__Study material__
---------------

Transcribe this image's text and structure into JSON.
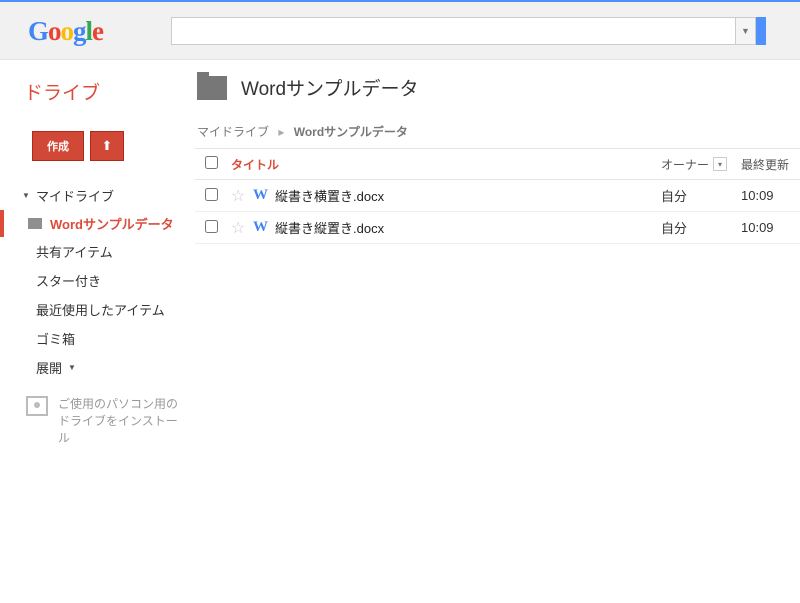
{
  "header": {
    "logo_text": "Google",
    "search_value": ""
  },
  "sidebar": {
    "drive_label": "ドライブ",
    "create_label": "作成",
    "nav": {
      "my_drive": "マイドライブ",
      "current_folder": "Wordサンプルデータ",
      "shared": "共有アイテム",
      "starred": "スター付き",
      "recent": "最近使用したアイテム",
      "trash": "ゴミ箱",
      "expand": "展開"
    },
    "install_text": "ご使用のパソコン用のドライブをインストール"
  },
  "main": {
    "folder_title": "Wordサンプルデータ",
    "breadcrumb": {
      "root": "マイドライブ",
      "current": "Wordサンプルデータ"
    },
    "columns": {
      "title": "タイトル",
      "owner": "オーナー",
      "modified": "最終更新"
    },
    "files": [
      {
        "name": "縦書き横置き.docx",
        "owner": "自分",
        "time": "10:09"
      },
      {
        "name": "縦書き縦置き.docx",
        "owner": "自分",
        "time": "10:09"
      }
    ]
  }
}
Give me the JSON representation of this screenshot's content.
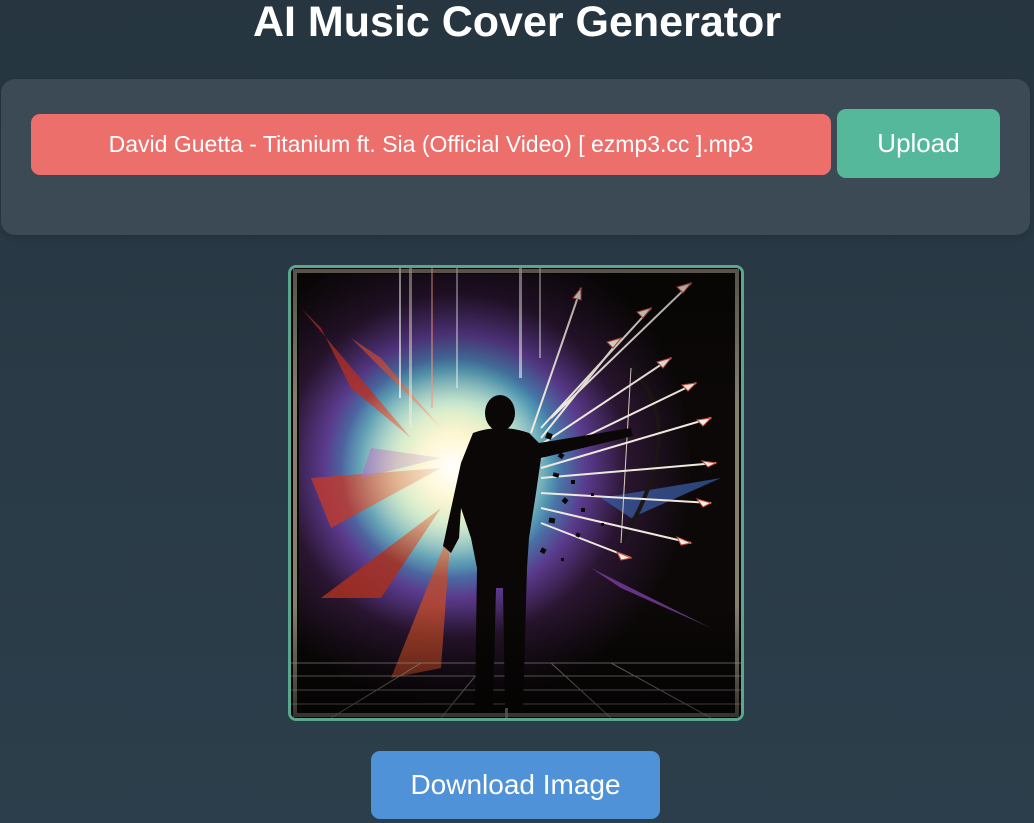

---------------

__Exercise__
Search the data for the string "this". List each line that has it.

__Answer__
Transcribe this image's text and structure into JSON.
Give me the JSON representation of this screenshot's content.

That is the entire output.